(Excerpts from a dataset)
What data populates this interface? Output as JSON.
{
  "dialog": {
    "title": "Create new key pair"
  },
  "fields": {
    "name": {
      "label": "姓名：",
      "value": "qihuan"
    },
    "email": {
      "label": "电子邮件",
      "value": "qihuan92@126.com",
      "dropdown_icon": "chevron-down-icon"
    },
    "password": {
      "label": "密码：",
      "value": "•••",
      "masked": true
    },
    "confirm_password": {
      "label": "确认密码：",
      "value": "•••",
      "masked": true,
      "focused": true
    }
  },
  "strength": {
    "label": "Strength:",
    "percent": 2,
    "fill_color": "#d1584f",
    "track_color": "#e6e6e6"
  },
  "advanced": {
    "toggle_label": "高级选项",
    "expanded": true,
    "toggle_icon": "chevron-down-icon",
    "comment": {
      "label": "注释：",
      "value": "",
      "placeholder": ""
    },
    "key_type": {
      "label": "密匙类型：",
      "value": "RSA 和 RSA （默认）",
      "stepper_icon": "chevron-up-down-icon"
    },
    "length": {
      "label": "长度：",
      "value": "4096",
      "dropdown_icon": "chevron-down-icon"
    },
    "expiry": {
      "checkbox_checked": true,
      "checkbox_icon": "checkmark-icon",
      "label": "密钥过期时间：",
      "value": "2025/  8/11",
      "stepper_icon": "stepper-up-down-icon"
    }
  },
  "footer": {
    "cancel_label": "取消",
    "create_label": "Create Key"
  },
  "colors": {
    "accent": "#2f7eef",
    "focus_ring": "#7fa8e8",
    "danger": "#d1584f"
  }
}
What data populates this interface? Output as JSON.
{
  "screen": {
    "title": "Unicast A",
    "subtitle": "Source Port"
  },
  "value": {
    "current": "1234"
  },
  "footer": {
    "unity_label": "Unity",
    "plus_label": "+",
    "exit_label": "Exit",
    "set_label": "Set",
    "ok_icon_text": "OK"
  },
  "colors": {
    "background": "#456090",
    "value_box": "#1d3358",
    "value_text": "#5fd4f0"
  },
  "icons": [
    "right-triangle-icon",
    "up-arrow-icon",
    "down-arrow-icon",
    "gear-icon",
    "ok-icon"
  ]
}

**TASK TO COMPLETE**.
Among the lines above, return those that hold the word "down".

**RESULT**.
      "dropdown_icon": "chevron-down-icon"
    "toggle_icon": "chevron-down-icon",
      "stepper_icon": "chevron-up-down-icon"
      "dropdown_icon": "chevron-down-icon"
      "stepper_icon": "stepper-up-down-icon"
    "down-arrow-icon",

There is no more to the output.